*ASSIGNMENT*:
Scan the entries line by line and return those with "checked".

Dataset entries:
··········
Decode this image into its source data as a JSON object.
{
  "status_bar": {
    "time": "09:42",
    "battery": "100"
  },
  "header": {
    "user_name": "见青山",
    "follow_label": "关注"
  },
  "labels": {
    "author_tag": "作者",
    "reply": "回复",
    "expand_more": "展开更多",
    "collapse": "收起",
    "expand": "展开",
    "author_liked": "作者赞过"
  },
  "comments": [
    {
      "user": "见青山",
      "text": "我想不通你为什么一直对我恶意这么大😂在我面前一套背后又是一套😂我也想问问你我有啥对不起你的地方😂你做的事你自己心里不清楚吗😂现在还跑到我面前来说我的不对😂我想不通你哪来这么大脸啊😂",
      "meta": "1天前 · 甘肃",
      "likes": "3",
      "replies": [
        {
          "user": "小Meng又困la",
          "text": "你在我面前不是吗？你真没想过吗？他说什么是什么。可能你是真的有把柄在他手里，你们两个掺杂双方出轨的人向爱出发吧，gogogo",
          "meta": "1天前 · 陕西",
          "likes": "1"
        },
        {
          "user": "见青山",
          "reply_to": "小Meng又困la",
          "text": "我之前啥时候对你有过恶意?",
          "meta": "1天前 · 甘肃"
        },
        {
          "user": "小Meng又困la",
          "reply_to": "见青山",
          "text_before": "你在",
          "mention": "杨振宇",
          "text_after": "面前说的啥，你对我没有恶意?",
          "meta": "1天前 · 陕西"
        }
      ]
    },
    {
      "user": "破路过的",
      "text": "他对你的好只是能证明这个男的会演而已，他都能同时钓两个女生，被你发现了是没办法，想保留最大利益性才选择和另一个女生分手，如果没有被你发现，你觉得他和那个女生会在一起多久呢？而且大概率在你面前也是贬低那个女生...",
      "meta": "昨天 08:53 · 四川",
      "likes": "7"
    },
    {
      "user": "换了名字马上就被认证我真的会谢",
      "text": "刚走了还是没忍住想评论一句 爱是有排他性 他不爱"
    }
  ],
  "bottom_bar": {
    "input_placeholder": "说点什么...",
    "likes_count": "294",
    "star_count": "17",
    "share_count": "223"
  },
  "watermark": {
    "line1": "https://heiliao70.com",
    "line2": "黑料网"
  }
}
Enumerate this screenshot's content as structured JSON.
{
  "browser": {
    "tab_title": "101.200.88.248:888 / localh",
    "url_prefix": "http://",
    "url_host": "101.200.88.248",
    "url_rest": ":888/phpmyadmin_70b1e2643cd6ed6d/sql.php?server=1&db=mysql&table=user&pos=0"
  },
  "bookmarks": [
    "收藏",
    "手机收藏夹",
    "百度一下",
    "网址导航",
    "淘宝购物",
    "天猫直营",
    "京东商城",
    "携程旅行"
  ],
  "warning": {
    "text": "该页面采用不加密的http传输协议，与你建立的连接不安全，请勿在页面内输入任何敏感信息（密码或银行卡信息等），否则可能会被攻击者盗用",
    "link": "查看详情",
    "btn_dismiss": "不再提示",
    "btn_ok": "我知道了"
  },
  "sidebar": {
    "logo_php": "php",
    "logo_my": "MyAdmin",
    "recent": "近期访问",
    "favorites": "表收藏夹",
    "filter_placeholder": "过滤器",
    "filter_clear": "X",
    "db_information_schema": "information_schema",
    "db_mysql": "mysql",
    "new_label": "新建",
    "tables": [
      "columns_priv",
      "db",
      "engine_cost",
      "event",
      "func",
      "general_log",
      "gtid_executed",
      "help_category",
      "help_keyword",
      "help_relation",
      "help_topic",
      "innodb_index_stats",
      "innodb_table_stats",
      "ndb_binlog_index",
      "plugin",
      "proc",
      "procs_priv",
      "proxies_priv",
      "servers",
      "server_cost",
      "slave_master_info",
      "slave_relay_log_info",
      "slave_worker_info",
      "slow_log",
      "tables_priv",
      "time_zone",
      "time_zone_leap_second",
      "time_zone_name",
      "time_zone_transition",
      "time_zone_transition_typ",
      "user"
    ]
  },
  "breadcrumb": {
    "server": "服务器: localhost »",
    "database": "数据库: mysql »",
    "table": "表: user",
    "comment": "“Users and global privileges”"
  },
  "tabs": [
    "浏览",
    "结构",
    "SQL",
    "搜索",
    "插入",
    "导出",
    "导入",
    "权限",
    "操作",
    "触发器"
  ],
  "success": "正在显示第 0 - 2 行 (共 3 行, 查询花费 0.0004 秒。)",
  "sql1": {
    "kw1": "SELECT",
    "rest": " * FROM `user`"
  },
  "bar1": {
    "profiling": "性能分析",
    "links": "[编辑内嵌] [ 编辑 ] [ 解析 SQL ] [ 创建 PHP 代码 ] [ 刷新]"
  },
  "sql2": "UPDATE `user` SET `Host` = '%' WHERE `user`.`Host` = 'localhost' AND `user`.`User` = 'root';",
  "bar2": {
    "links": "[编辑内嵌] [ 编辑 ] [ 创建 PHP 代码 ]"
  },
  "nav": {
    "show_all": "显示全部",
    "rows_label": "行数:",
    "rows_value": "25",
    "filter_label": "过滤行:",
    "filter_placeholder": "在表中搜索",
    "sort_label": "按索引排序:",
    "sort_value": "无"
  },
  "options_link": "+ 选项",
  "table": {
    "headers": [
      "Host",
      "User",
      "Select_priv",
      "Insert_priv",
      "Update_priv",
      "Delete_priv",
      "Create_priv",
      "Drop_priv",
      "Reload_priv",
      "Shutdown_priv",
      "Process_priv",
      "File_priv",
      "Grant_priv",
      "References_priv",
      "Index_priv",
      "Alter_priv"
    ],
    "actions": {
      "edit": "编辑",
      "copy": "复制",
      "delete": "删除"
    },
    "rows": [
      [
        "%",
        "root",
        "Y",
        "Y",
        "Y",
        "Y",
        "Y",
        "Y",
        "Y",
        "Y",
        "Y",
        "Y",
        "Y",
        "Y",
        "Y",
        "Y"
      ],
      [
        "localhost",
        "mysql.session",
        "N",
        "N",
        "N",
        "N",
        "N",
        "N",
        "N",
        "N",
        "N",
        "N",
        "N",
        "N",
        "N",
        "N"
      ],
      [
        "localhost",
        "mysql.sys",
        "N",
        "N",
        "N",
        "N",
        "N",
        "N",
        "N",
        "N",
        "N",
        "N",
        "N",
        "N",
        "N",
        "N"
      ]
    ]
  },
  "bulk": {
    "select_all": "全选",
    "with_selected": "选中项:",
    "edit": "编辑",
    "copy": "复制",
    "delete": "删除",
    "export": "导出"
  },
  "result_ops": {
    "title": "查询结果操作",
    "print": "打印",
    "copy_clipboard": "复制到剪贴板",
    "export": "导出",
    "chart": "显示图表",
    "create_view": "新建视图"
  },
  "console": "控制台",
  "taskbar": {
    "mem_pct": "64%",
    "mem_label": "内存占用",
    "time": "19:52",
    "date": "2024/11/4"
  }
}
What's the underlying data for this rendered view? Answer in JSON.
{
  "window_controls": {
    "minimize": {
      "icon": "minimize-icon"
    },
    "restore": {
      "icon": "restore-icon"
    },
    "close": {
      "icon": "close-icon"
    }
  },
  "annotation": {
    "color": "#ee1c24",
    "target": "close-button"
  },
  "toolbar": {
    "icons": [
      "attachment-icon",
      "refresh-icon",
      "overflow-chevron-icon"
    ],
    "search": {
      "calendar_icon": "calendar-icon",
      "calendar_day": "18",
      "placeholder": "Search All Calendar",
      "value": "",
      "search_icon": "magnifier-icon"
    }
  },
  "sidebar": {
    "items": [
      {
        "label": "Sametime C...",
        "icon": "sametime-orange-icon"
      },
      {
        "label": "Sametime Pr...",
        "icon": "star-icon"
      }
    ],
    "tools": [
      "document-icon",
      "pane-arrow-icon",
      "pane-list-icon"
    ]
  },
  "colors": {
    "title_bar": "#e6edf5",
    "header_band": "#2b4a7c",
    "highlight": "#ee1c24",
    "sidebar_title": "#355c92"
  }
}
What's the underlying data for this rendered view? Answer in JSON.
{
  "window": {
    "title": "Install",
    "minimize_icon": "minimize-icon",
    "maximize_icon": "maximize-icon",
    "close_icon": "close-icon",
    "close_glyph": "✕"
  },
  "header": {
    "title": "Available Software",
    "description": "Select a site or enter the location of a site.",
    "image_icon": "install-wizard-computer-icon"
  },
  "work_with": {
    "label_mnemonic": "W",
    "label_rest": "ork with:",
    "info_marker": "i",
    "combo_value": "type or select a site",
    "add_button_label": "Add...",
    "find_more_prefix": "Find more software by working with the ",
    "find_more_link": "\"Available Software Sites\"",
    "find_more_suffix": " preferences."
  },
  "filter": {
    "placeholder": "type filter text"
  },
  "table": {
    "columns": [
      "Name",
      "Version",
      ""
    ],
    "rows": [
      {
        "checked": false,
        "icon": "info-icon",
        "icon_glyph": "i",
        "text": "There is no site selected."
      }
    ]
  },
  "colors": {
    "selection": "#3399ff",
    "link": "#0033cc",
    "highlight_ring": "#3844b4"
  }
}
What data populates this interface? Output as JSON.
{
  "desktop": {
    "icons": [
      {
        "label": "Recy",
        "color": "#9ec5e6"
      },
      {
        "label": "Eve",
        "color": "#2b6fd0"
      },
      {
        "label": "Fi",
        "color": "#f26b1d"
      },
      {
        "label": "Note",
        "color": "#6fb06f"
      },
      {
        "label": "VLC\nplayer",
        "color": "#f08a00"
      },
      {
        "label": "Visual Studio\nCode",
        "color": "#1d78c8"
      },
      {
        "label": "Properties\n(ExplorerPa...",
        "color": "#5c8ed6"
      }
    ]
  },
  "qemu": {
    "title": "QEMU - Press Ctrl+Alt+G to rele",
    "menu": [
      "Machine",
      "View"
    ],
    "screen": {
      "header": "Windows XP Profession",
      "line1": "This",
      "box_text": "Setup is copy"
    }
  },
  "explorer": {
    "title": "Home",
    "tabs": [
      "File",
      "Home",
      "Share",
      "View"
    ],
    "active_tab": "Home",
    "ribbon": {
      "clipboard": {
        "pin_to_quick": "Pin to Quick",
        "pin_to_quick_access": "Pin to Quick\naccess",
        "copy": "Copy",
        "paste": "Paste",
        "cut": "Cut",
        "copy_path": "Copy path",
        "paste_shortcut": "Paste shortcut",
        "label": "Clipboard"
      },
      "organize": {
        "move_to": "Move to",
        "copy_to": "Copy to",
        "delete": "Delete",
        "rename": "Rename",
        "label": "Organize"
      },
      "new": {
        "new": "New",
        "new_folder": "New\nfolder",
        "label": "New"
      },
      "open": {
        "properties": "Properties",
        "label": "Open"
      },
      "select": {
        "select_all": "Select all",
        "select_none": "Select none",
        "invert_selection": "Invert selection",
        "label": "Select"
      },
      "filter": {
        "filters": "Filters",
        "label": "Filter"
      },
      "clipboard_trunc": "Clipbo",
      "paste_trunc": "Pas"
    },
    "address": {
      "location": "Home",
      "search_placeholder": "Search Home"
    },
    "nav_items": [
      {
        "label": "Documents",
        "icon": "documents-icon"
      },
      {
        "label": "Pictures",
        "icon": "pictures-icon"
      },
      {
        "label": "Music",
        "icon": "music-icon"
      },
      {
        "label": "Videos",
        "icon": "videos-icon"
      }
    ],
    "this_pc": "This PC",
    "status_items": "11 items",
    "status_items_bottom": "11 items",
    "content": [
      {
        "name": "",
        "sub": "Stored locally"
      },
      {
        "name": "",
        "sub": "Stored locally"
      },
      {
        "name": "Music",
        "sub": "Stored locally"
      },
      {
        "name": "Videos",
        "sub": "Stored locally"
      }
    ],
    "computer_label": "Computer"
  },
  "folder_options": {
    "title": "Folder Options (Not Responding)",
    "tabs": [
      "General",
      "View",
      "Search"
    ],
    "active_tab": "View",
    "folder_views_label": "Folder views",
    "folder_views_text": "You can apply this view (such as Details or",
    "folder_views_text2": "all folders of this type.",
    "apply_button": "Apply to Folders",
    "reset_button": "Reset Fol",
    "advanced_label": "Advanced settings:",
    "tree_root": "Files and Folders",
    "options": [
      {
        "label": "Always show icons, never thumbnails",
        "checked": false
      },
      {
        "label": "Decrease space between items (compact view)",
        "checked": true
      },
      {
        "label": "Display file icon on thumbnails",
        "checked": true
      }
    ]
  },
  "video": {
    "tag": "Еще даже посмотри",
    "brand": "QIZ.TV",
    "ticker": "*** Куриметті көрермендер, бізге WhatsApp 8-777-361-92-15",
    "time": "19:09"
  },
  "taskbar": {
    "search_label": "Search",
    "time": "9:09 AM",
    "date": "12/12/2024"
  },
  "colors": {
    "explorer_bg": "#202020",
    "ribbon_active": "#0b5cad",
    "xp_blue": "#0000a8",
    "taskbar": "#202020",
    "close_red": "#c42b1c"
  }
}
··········
*ANSWER TO THE EXERCISE*:
        "checked": false,
        "checked": false
        "checked": true
        "checked": true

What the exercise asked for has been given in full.